• **THE INPUT**:
+++++
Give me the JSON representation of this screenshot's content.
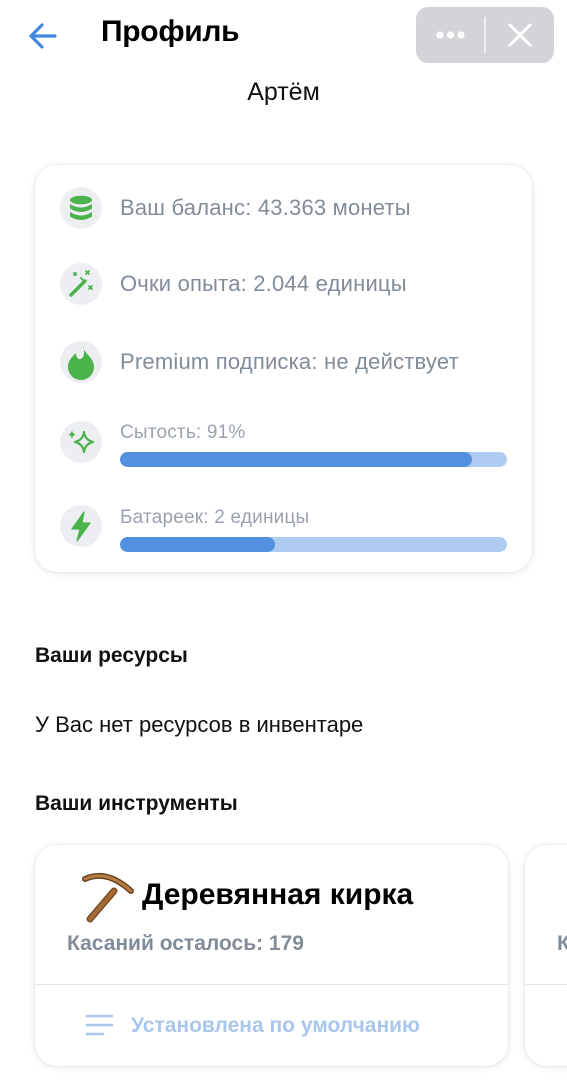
{
  "header": {
    "title": "Профиль",
    "back_icon": "arrow-left-icon",
    "more_icon": "more-horizontal-icon",
    "close_icon": "close-icon"
  },
  "user": {
    "name": "Артём"
  },
  "stats": {
    "balance": {
      "icon": "coins-stack-icon",
      "label": "Ваш баланс: 43.363 монеты"
    },
    "experience": {
      "icon": "magic-wand-icon",
      "label": "Очки опыта: 2.044 единицы"
    },
    "premium": {
      "icon": "drop-icon",
      "label": "Premium подписка: не действует"
    },
    "satiety": {
      "icon": "sparkles-icon",
      "label": "Сытость: 91%",
      "progress": 0.91
    },
    "batteries": {
      "icon": "lightning-icon",
      "label": "Батареек: 2 единицы",
      "progress": 0.4
    }
  },
  "resources": {
    "title": "Ваши ресурсы",
    "empty_text": "У Вас нет ресурсов в инвентаре"
  },
  "tools": {
    "title": "Ваши инструменты",
    "items": [
      {
        "icon": "pickaxe-icon",
        "name": "Деревянная кирка",
        "uses_label": "Касаний осталось: 179",
        "action_icon": "list-icon",
        "action_label": "Установлена по умолчанию"
      }
    ],
    "next_card_peek": "К"
  },
  "colors": {
    "accent": "#3f8ae0",
    "green_icon": "#4bb34b",
    "progress_fill": "#5390df",
    "progress_track": "#aecbf1",
    "secondary_text": "#818c99"
  }
}
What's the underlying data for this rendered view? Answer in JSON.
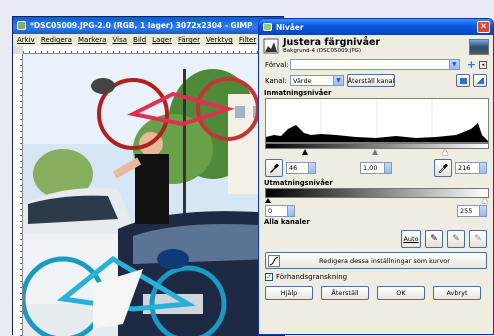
{
  "gimp": {
    "title": "*DSC05009.JPG-2.0 (RGB, 1 lager) 3072x2304 - GIMP",
    "menu": [
      "Arkiv",
      "Redigera",
      "Markera",
      "Visa",
      "Bild",
      "Lager",
      "Färger",
      "Verktyg",
      "Filter"
    ]
  },
  "dialog": {
    "title": "Nivåer",
    "heading": "Justera färgnivåer",
    "subheading": "Bakgrund-4 (DSC05009.JPG)",
    "preset_label": "Förval:",
    "preset_value": "",
    "channel_label": "Kanal:",
    "channel_value": "Värde",
    "reset_channel": "Återställ kanal",
    "input_levels": "Inmatningsnivåer",
    "input_low": "46",
    "input_gamma": "1,00",
    "input_high": "216",
    "output_levels": "Utmatningsnivåer",
    "output_low": "0",
    "output_high": "255",
    "all_channels": "Alla kanaler",
    "auto": "Auto",
    "edit_curves": "Redigera dessa inställningar som kurvor",
    "preview_label": "Förhandsgranskning",
    "preview_checked": true,
    "help": "Hjälp",
    "reset": "Återställ",
    "ok": "OK",
    "cancel": "Avbryt"
  },
  "colors": {
    "titlebar": "#0b5ae0",
    "dialog_bg": "#efece2",
    "accent_red": "#d94b2b"
  }
}
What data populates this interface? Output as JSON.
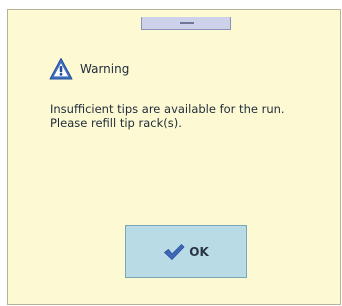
{
  "dialog": {
    "title": "Warning",
    "icon": "warning-icon",
    "message_lines": [
      "Insufficient tips are available for the run.",
      "Please refill tip rack(s)."
    ],
    "ok_button": {
      "label": "OK",
      "icon": "check-icon"
    }
  },
  "colors": {
    "background": "#fdfad3",
    "warning_icon": "#3b6fc2",
    "ok_button": "#b9dbe6",
    "check_icon": "#3d67b8",
    "text": "#1f2a3a"
  }
}
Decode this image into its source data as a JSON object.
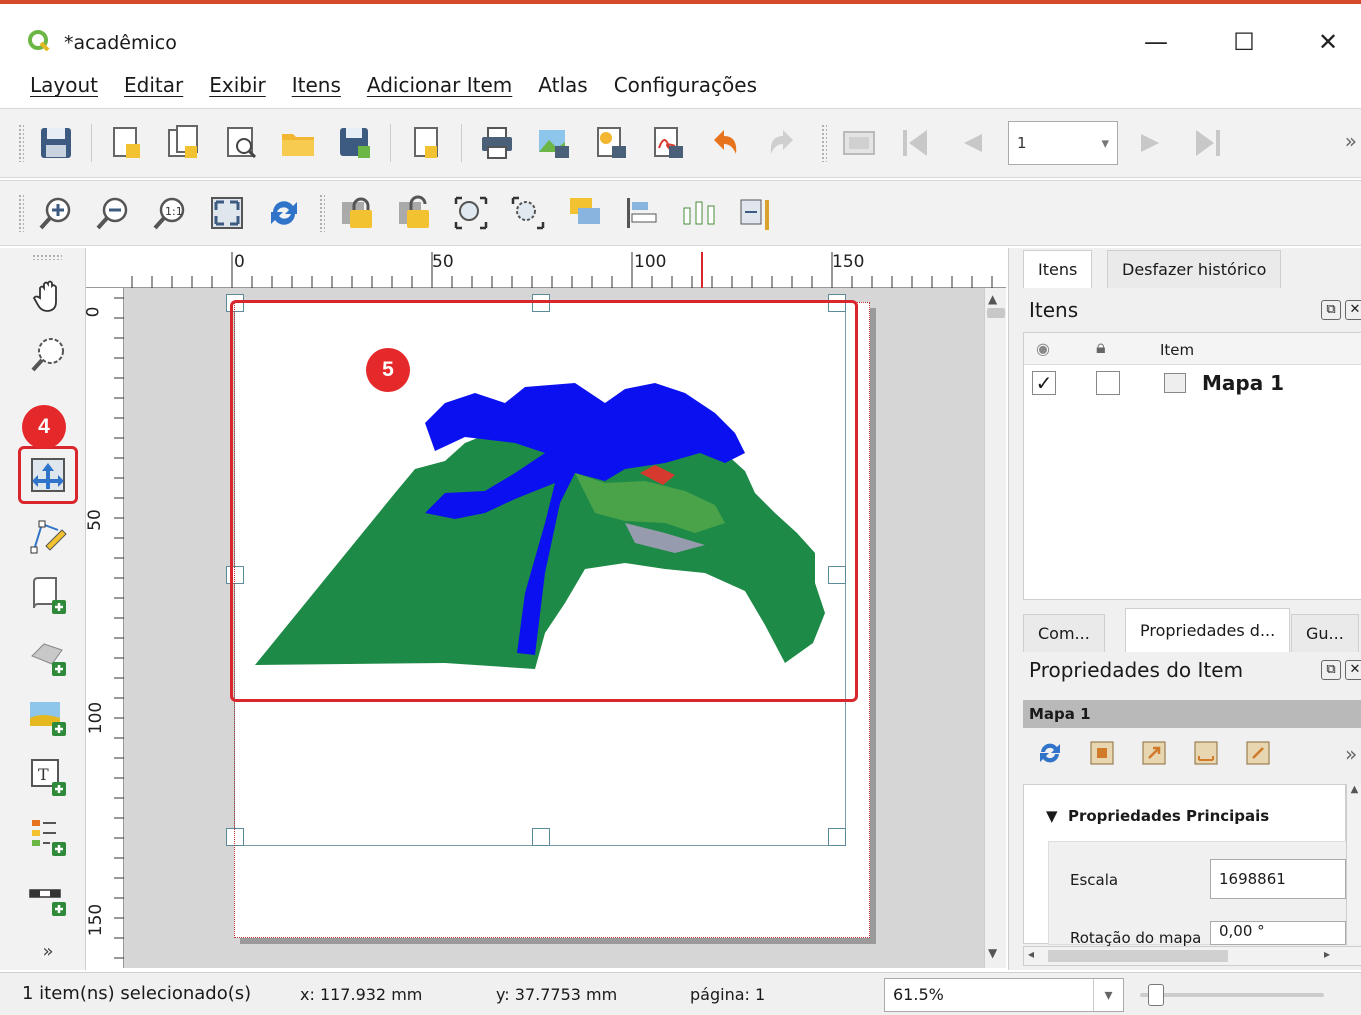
{
  "window": {
    "title": "*acadêmico",
    "minimize": "—",
    "maximize": "☐",
    "close": "✕"
  },
  "menu": [
    "Layout",
    "Editar",
    "Exibir",
    "Itens",
    "Adicionar Item",
    "Atlas",
    "Configurações"
  ],
  "toolbar_nav": {
    "page_value": "1",
    "overflow": "»"
  },
  "rulers": {
    "horizontal": [
      "0",
      "50",
      "100",
      "150"
    ],
    "vertical": [
      "0",
      "50",
      "100",
      "150"
    ]
  },
  "annotations": {
    "badge_4": "4",
    "badge_5": "5"
  },
  "items_panel": {
    "tabs": [
      "Itens",
      "Desfazer histórico"
    ],
    "title": "Itens",
    "column_item": "Item",
    "rows": [
      {
        "visible": "✓",
        "locked": "",
        "name": "Mapa 1"
      }
    ]
  },
  "props_panel": {
    "tabs": [
      "Com...",
      "Propriedades d...",
      "Gu..."
    ],
    "title": "Propriedades do Item",
    "item_name": "Mapa 1",
    "overflow": "»",
    "section": "Propriedades Principais",
    "scale_label": "Escala",
    "scale_value": "1698861",
    "rotation_label": "Rotação do mapa",
    "rotation_value": "0,00 °"
  },
  "status": {
    "selection": "1 item(ns) selecionado(s)",
    "x": "x: 117.932 mm",
    "y": "y: 37.7753 mm",
    "page": "página: 1",
    "zoom": "61.5%"
  },
  "colors": {
    "highlight": "#d9262c",
    "map_green": "#1e8a47",
    "map_blue": "#0a10f0"
  }
}
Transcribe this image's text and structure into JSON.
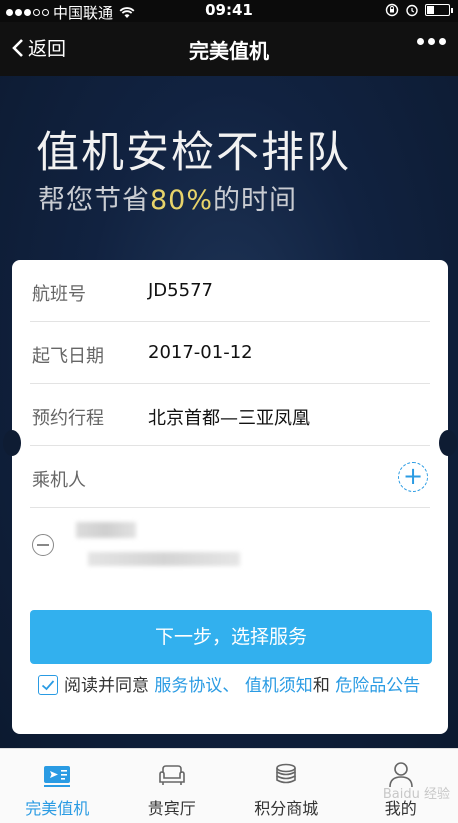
{
  "status_bar": {
    "carrier": "中国联通",
    "time": "09:41",
    "signal_bars_filled": 3,
    "signal_bars_total": 5,
    "battery_level": 0.3
  },
  "nav": {
    "back_label": "返回",
    "title": "完美值机"
  },
  "hero": {
    "title": "值机安检不排队",
    "subtitle_pre": "帮您节省",
    "subtitle_highlight": "80%",
    "subtitle_post": "的时间",
    "highlight_color": "#e7d36a"
  },
  "form": {
    "rows": [
      {
        "label": "航班号",
        "value": "JD5577"
      },
      {
        "label": "起飞日期",
        "value": "2017-01-12"
      },
      {
        "label": "预约行程",
        "value": "北京首都—三亚凤凰"
      }
    ],
    "passenger_label": "乘机人",
    "next_button": "下一步，选择服务",
    "agree_prefix": "阅读并同意",
    "link_service": "服务协议、",
    "link_checkin": "值机须知",
    "agree_and": "和",
    "link_danger": "危险品公告"
  },
  "tabbar": {
    "items": [
      {
        "label": "完美值机",
        "icon": "boarding-pass-icon",
        "active": true
      },
      {
        "label": "贵宾厅",
        "icon": "sofa-icon",
        "active": false
      },
      {
        "label": "积分商城",
        "icon": "coins-icon",
        "active": false
      },
      {
        "label": "我的",
        "icon": "user-icon",
        "active": false
      }
    ],
    "watermark": "Baidu 经验"
  },
  "colors": {
    "accent": "#2a9be3",
    "button": "#32b0ee",
    "hero_bg": "#112240"
  }
}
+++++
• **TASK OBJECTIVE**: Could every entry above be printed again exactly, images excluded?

• **ANSWER BELOW**:
Give me the JSON representation of this screenshot's content.
{
  "header": {
    "title": "Профиль",
    "back_icon": "arrow-left-icon",
    "more_icon": "more-horizontal-icon",
    "close_icon": "close-icon"
  },
  "user": {
    "name": "Артём"
  },
  "stats": {
    "balance": {
      "icon": "coins-stack-icon",
      "label": "Ваш баланс: 43.363 монеты"
    },
    "experience": {
      "icon": "magic-wand-icon",
      "label": "Очки опыта: 2.044 единицы"
    },
    "premium": {
      "icon": "drop-icon",
      "label": "Premium подписка: не действует"
    },
    "satiety": {
      "icon": "sparkles-icon",
      "label": "Сытость: 91%",
      "progress": 0.91
    },
    "batteries": {
      "icon": "lightning-icon",
      "label": "Батареек: 2 единицы",
      "progress": 0.4
    }
  },
  "resources": {
    "title": "Ваши ресурсы",
    "empty_text": "У Вас нет ресурсов в инвентаре"
  },
  "tools": {
    "title": "Ваши инструменты",
    "items": [
      {
        "icon": "pickaxe-icon",
        "name": "Деревянная кирка",
        "uses_label": "Касаний осталось: 179",
        "action_icon": "list-icon",
        "action_label": "Установлена по умолчанию"
      }
    ],
    "next_card_peek": "К"
  },
  "colors": {
    "accent": "#3f8ae0",
    "green_icon": "#4bb34b",
    "progress_fill": "#5390df",
    "progress_track": "#aecbf1",
    "secondary_text": "#818c99"
  }
}
What's the underlying data for this rendered view? Answer in JSON.
{
  "gimp": {
    "title": "*DSC05009.JPG-2.0 (RGB, 1 lager) 3072x2304 - GIMP",
    "menu": [
      "Arkiv",
      "Redigera",
      "Markera",
      "Visa",
      "Bild",
      "Lager",
      "Färger",
      "Verktyg",
      "Filter"
    ]
  },
  "dialog": {
    "title": "Nivåer",
    "heading": "Justera färgnivåer",
    "subheading": "Bakgrund-4 (DSC05009.JPG)",
    "preset_label": "Förval:",
    "preset_value": "",
    "channel_label": "Kanal:",
    "channel_value": "Värde",
    "reset_channel": "Återställ kanal",
    "input_levels": "Inmatningsnivåer",
    "input_low": "46",
    "input_gamma": "1,00",
    "input_high": "216",
    "output_levels": "Utmatningsnivåer",
    "output_low": "0",
    "output_high": "255",
    "all_channels": "Alla kanaler",
    "auto": "Auto",
    "edit_curves": "Redigera dessa inställningar som kurvor",
    "preview_label": "Förhandsgranskning",
    "preview_checked": true,
    "help": "Hjälp",
    "reset": "Återställ",
    "ok": "OK",
    "cancel": "Avbryt"
  },
  "colors": {
    "titlebar": "#0b5ae0",
    "dialog_bg": "#efece2",
    "accent_red": "#d94b2b"
  }
}
What data populates this interface? Output as JSON.
{
  "dialog": {
    "title": "Warning",
    "icon": "warning-icon",
    "message_lines": [
      "Insufficient tips are available for the run.",
      "Please refill tip rack(s)."
    ],
    "ok_button": {
      "label": "OK",
      "icon": "check-icon"
    }
  },
  "colors": {
    "background": "#fdfad3",
    "warning_icon": "#3b6fc2",
    "ok_button": "#b9dbe6",
    "check_icon": "#3d67b8",
    "text": "#1f2a3a"
  }
}
Decode this image into its source data as a JSON object.
{
  "window": {
    "title": "*acadêmico",
    "minimize": "—",
    "maximize": "☐",
    "close": "✕"
  },
  "menu": [
    "Layout",
    "Editar",
    "Exibir",
    "Itens",
    "Adicionar Item",
    "Atlas",
    "Configurações"
  ],
  "toolbar_nav": {
    "page_value": "1",
    "overflow": "»"
  },
  "rulers": {
    "horizontal": [
      "0",
      "50",
      "100",
      "150"
    ],
    "vertical": [
      "0",
      "50",
      "100",
      "150"
    ]
  },
  "annotations": {
    "badge_4": "4",
    "badge_5": "5"
  },
  "items_panel": {
    "tabs": [
      "Itens",
      "Desfazer histórico"
    ],
    "title": "Itens",
    "column_item": "Item",
    "rows": [
      {
        "visible": "✓",
        "locked": "",
        "name": "Mapa 1"
      }
    ]
  },
  "props_panel": {
    "tabs": [
      "Com...",
      "Propriedades d...",
      "Gu..."
    ],
    "title": "Propriedades do Item",
    "item_name": "Mapa 1",
    "overflow": "»",
    "section": "Propriedades Principais",
    "scale_label": "Escala",
    "scale_value": "1698861",
    "rotation_label": "Rotação do mapa",
    "rotation_value": "0,00 °"
  },
  "status": {
    "selection": "1 item(ns) selecionado(s)",
    "x": "x: 117.932 mm",
    "y": "y: 37.7753 mm",
    "page": "página: 1",
    "zoom": "61.5%"
  },
  "colors": {
    "highlight": "#d9262c",
    "map_green": "#1e8a47",
    "map_blue": "#0a10f0"
  }
}
Transcribe this image's text and structure into JSON.
{
  "status_bar": {
    "carrier": "中国联通",
    "time": "09:41",
    "signal_bars_filled": 3,
    "signal_bars_total": 5,
    "battery_level": 0.3
  },
  "nav": {
    "back_label": "返回",
    "title": "完美值机"
  },
  "hero": {
    "title": "值机安检不排队",
    "subtitle_pre": "帮您节省",
    "subtitle_highlight": "80%",
    "subtitle_post": "的时间",
    "highlight_color": "#e7d36a"
  },
  "form": {
    "rows": [
      {
        "label": "航班号",
        "value": "JD5577"
      },
      {
        "label": "起飞日期",
        "value": "2017-01-12"
      },
      {
        "label": "预约行程",
        "value": "北京首都—三亚凤凰"
      }
    ],
    "passenger_label": "乘机人",
    "next_button": "下一步，选择服务",
    "agree_prefix": "阅读并同意",
    "link_service": "服务协议、",
    "link_checkin": "值机须知",
    "agree_and": "和",
    "link_danger": "危险品公告"
  },
  "tabbar": {
    "items": [
      {
        "label": "完美值机",
        "icon": "boarding-pass-icon",
        "active": true
      },
      {
        "label": "贵宾厅",
        "icon": "sofa-icon",
        "active": false
      },
      {
        "label": "积分商城",
        "icon": "coins-icon",
        "active": false
      },
      {
        "label": "我的",
        "icon": "user-icon",
        "active": false
      }
    ],
    "watermark": "Baidu 经验"
  },
  "colors": {
    "accent": "#2a9be3",
    "button": "#32b0ee",
    "hero_bg": "#112240"
  }
}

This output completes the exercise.